The records below must be returned exactly, with every picture left out.
== DATA SUPPLIED
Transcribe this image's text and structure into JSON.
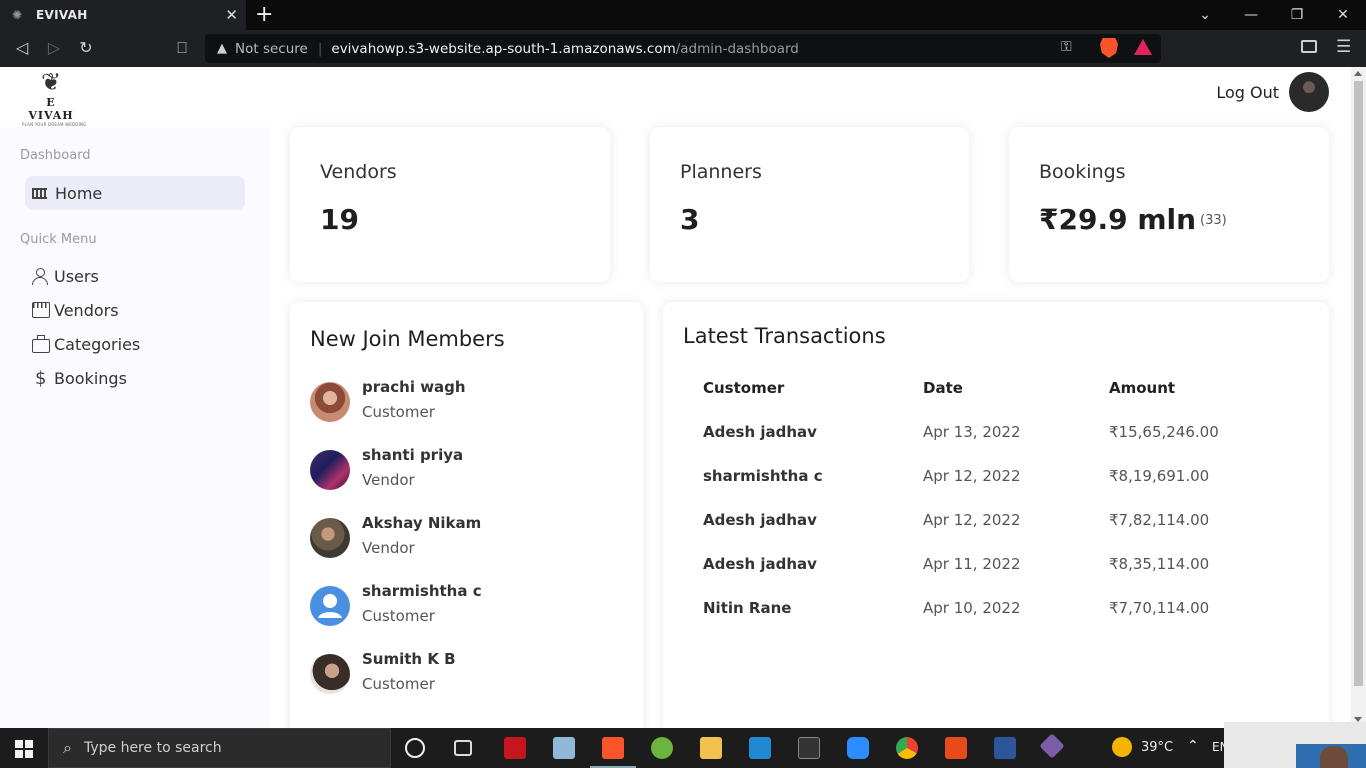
{
  "browser": {
    "tab_title": "EVIVAH",
    "new_tab_label": "+",
    "url_warning": "Not secure",
    "url_host": "evivahowp.s3-website.ap-south-1.amazonaws.com",
    "url_path": "/admin-dashboard"
  },
  "header": {
    "logo_brand": "E VIVAH",
    "logo_tagline": "PLAN YOUR DREAM WEDDING",
    "logout_label": "Log Out"
  },
  "sidebar": {
    "section_dashboard": "Dashboard",
    "home_label": "Home",
    "section_quick_menu": "Quick Menu",
    "items": [
      {
        "label": "Users",
        "icon": "user-icon"
      },
      {
        "label": "Vendors",
        "icon": "store-icon"
      },
      {
        "label": "Categories",
        "icon": "briefcase-icon"
      },
      {
        "label": "Bookings",
        "icon": "dollar-icon"
      }
    ]
  },
  "stats": {
    "vendors": {
      "label": "Vendors",
      "value": "19"
    },
    "planners": {
      "label": "Planners",
      "value": "3"
    },
    "bookings": {
      "label": "Bookings",
      "value": "₹29.9 mln",
      "extra": "(33)"
    }
  },
  "members": {
    "title": "New Join Members",
    "list": [
      {
        "name": "prachi wagh",
        "role": "Customer"
      },
      {
        "name": "shanti priya",
        "role": "Vendor"
      },
      {
        "name": "Akshay Nikam",
        "role": "Vendor"
      },
      {
        "name": "sharmishtha c",
        "role": "Customer"
      },
      {
        "name": "Sumith K B",
        "role": "Customer"
      }
    ]
  },
  "transactions": {
    "title": "Latest Transactions",
    "headers": {
      "customer": "Customer",
      "date": "Date",
      "amount": "Amount"
    },
    "rows": [
      {
        "customer": "Adesh jadhav",
        "date": "Apr 13, 2022",
        "amount": "₹15,65,246.00"
      },
      {
        "customer": "sharmishtha c",
        "date": "Apr 12, 2022",
        "amount": "₹8,19,691.00"
      },
      {
        "customer": "Adesh jadhav",
        "date": "Apr 12, 2022",
        "amount": "₹7,82,114.00"
      },
      {
        "customer": "Adesh jadhav",
        "date": "Apr 11, 2022",
        "amount": "₹8,35,114.00"
      },
      {
        "customer": "Nitin Rane",
        "date": "Apr 10, 2022",
        "amount": "₹7,70,114.00"
      }
    ]
  },
  "taskbar": {
    "search_placeholder": "Type here to search",
    "temperature": "39°C",
    "language": "EN"
  },
  "colors": {
    "sidebar_bg": "#fbfbff",
    "active_item_bg": "#ececf8",
    "browser_chrome": "#1f2023",
    "taskbar": "#1c1c1c"
  }
}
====
_WRITTEN ANSWER:_
Transcribe this image's text and structure into JSON.
{
  "browser": {
    "tab_title": "EVIVAH",
    "new_tab_label": "+",
    "url_warning": "Not secure",
    "url_host": "evivahowp.s3-website.ap-south-1.amazonaws.com",
    "url_path": "/admin-dashboard"
  },
  "header": {
    "logo_brand": "E VIVAH",
    "logo_tagline": "PLAN YOUR DREAM WEDDING",
    "logout_label": "Log Out"
  },
  "sidebar": {
    "section_dashboard": "Dashboard",
    "home_label": "Home",
    "section_quick_menu": "Quick Menu",
    "items": [
      {
        "label": "Users",
        "icon": "user-icon"
      },
      {
        "label": "Vendors",
        "icon": "store-icon"
      },
      {
        "label": "Categories",
        "icon": "briefcase-icon"
      },
      {
        "label": "Bookings",
        "icon": "dollar-icon"
      }
    ]
  },
  "stats": {
    "vendors": {
      "label": "Vendors",
      "value": "19"
    },
    "planners": {
      "label": "Planners",
      "value": "3"
    },
    "bookings": {
      "label": "Bookings",
      "value": "₹29.9 mln",
      "extra": "(33)"
    }
  },
  "members": {
    "title": "New Join Members",
    "list": [
      {
        "name": "prachi wagh",
        "role": "Customer"
      },
      {
        "name": "shanti priya",
        "role": "Vendor"
      },
      {
        "name": "Akshay Nikam",
        "role": "Vendor"
      },
      {
        "name": "sharmishtha c",
        "role": "Customer"
      },
      {
        "name": "Sumith K B",
        "role": "Customer"
      }
    ]
  },
  "transactions": {
    "title": "Latest Transactions",
    "headers": {
      "customer": "Customer",
      "date": "Date",
      "amount": "Amount"
    },
    "rows": [
      {
        "customer": "Adesh jadhav",
        "date": "Apr 13, 2022",
        "amount": "₹15,65,246.00"
      },
      {
        "customer": "sharmishtha c",
        "date": "Apr 12, 2022",
        "amount": "₹8,19,691.00"
      },
      {
        "customer": "Adesh jadhav",
        "date": "Apr 12, 2022",
        "amount": "₹7,82,114.00"
      },
      {
        "customer": "Adesh jadhav",
        "date": "Apr 11, 2022",
        "amount": "₹8,35,114.00"
      },
      {
        "customer": "Nitin Rane",
        "date": "Apr 10, 2022",
        "amount": "₹7,70,114.00"
      }
    ]
  },
  "taskbar": {
    "search_placeholder": "Type here to search",
    "temperature": "39°C",
    "language": "EN"
  },
  "colors": {
    "sidebar_bg": "#fbfbff",
    "active_item_bg": "#ececf8",
    "browser_chrome": "#1f2023",
    "taskbar": "#1c1c1c"
  }
}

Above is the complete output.